** What is required **
The entries are to be printed again word for word, but no picture may appear.
(Provided entries begins)
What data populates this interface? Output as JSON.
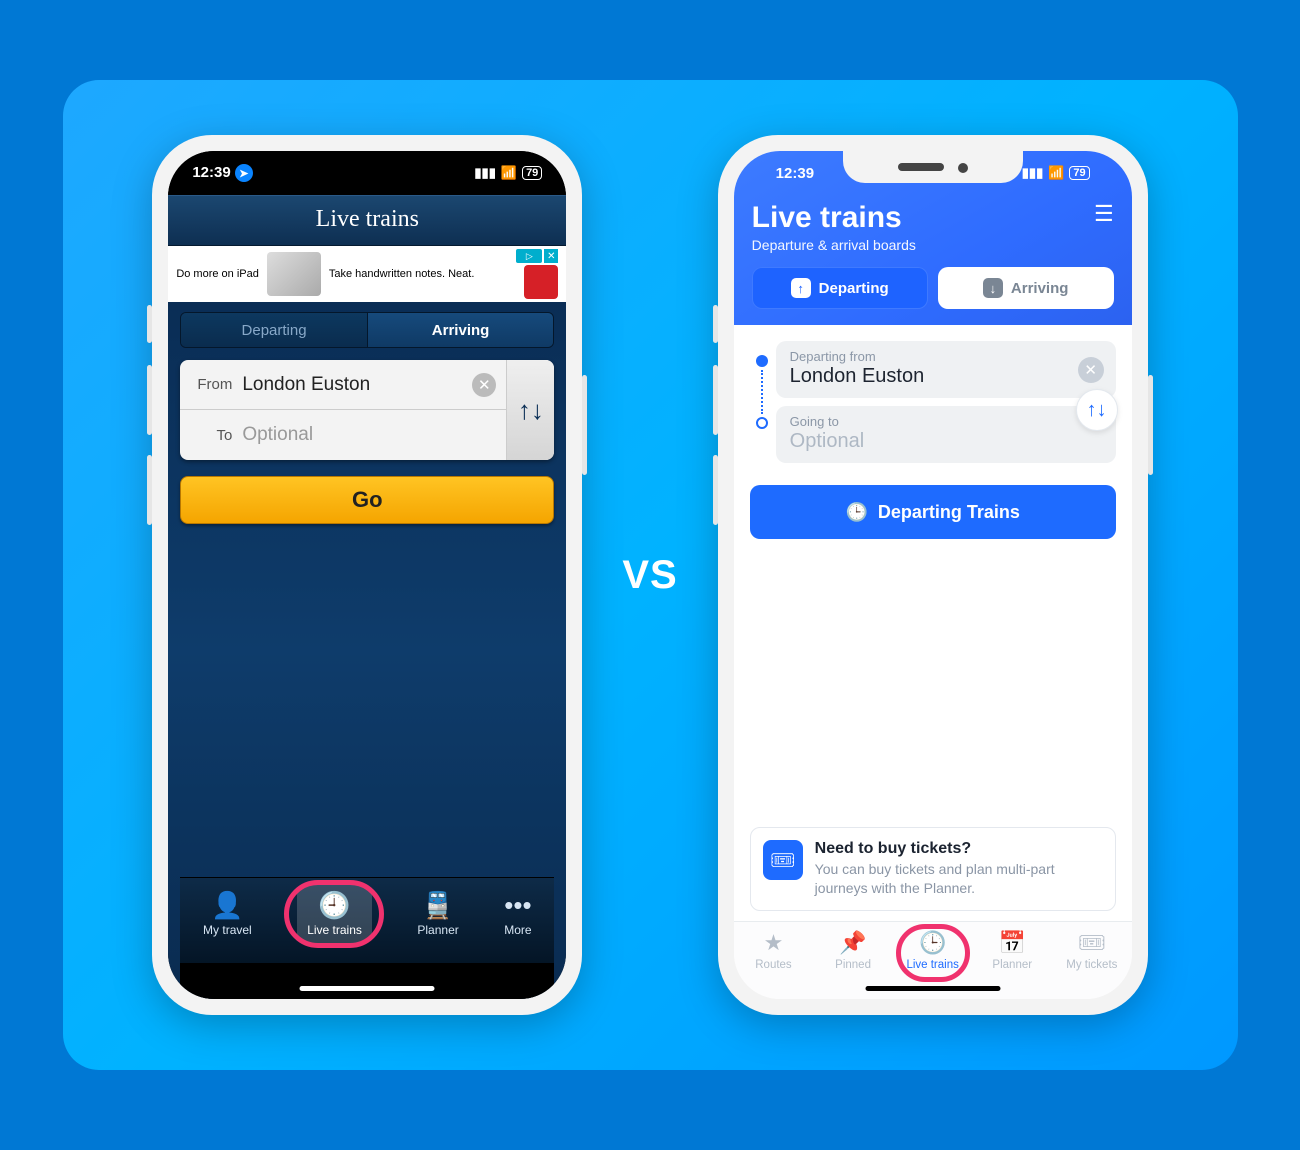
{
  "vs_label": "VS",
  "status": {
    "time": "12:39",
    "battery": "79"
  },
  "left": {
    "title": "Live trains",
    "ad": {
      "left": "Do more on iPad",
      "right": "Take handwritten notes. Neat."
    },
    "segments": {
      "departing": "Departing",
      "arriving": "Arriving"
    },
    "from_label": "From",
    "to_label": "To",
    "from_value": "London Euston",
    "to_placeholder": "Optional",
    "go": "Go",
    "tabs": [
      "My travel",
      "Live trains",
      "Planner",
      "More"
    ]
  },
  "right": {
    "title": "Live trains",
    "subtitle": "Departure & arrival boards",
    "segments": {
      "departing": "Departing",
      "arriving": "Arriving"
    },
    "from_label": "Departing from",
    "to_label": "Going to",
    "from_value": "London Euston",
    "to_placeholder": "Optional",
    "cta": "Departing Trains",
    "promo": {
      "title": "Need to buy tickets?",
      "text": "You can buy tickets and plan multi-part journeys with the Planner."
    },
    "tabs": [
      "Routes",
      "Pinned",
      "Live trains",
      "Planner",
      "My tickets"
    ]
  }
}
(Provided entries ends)
** Response for this exercise **
What data populates this interface? Output as JSON.
{
  "vs_label": "VS",
  "status": {
    "time": "12:39",
    "battery": "79"
  },
  "left": {
    "title": "Live trains",
    "ad": {
      "left": "Do more on iPad",
      "right": "Take handwritten notes. Neat."
    },
    "segments": {
      "departing": "Departing",
      "arriving": "Arriving"
    },
    "from_label": "From",
    "to_label": "To",
    "from_value": "London Euston",
    "to_placeholder": "Optional",
    "go": "Go",
    "tabs": [
      "My travel",
      "Live trains",
      "Planner",
      "More"
    ]
  },
  "right": {
    "title": "Live trains",
    "subtitle": "Departure & arrival boards",
    "segments": {
      "departing": "Departing",
      "arriving": "Arriving"
    },
    "from_label": "Departing from",
    "to_label": "Going to",
    "from_value": "London Euston",
    "to_placeholder": "Optional",
    "cta": "Departing Trains",
    "promo": {
      "title": "Need to buy tickets?",
      "text": "You can buy tickets and plan multi-part journeys with the Planner."
    },
    "tabs": [
      "Routes",
      "Pinned",
      "Live trains",
      "Planner",
      "My tickets"
    ]
  }
}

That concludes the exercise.